This book tackles questions which revolve around the representational purport (or lack thereof) of evaluative and normative claims.
Claims about what we ought to do, what is best, what is justified, or simply what counts as a good reason for action—in other words, evaluative or normative claims—are familiar. But when we pause to ask what these claims mean and what we are doing when we use them, puzzles arise. Are there facts of the matter about what ought to be done, much like there are facts of the matter about mathematics or the natural world? If so, "ought claims" are probably trying to represent the "ought facts". Alternatively, perhaps there are no evaluative facts, in which case evaluative claims are either trying to represent facts which do not exist, or evaluative claims are not in the representation business to begin with. The latter option is intriguing, and it is the subject of much recent work in expressivism, pragmatism, and semantic relativism. But if ought claims are not representing anything as factual, why do we think such claims are true or false, and what are we doing when we disagree with one another about them? This book sheds light on this important area of philosophy.
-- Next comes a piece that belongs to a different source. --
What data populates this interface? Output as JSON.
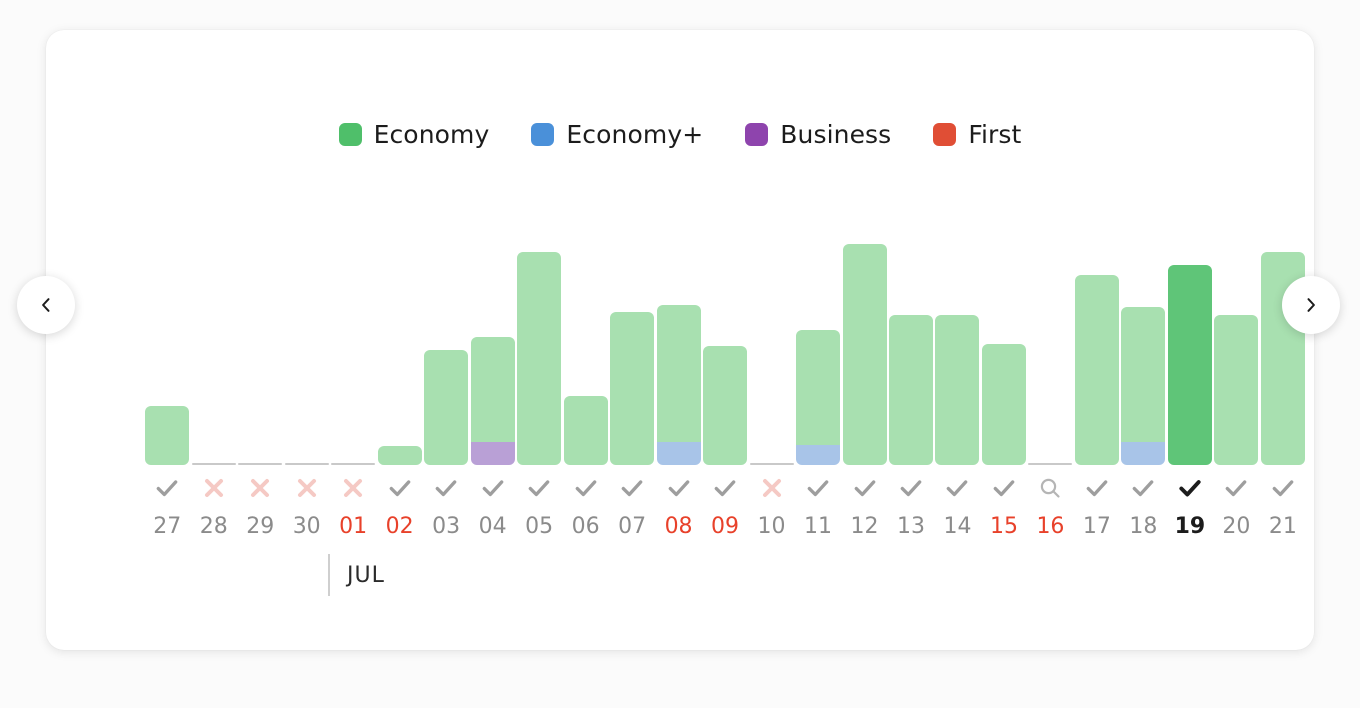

This book was originally published as a special issue of the Canadian Journal of Philosophy.
1. Gripped by authority
Terry Horgan and Mark Timmons
2. Expressivism, meaning, and all that
3. Relativism and the expressivist bifurcation
Javier González de Prado Salas
4. Perspectival representation and fallacies in metaethics
5. Two nondescriptivist views of normative and evaluative statements
6. The unity of moral attitudes: recipe semantics and credal exaptation
7. Neo-pragmatism, morality, and the specification problem
8. Building bridges with words: an inferential account of ethical univocity
Mark Douglas Warren
9. Keeping track of what’s right
Laura Schroeter and François Schroeter
10. Solving the problem of creeping minimalism
11. The real and the quasi-real: problems of distinction
12. Representing ethical reality: a guide for worldly non-naturalists
William J. FitzPatrick
13. A semantic challenge to non-realist cognitivism
14. Moral supervenience
15. Why conceptual competence won’t help the non-naturalist epistemologist
Preston J. Werner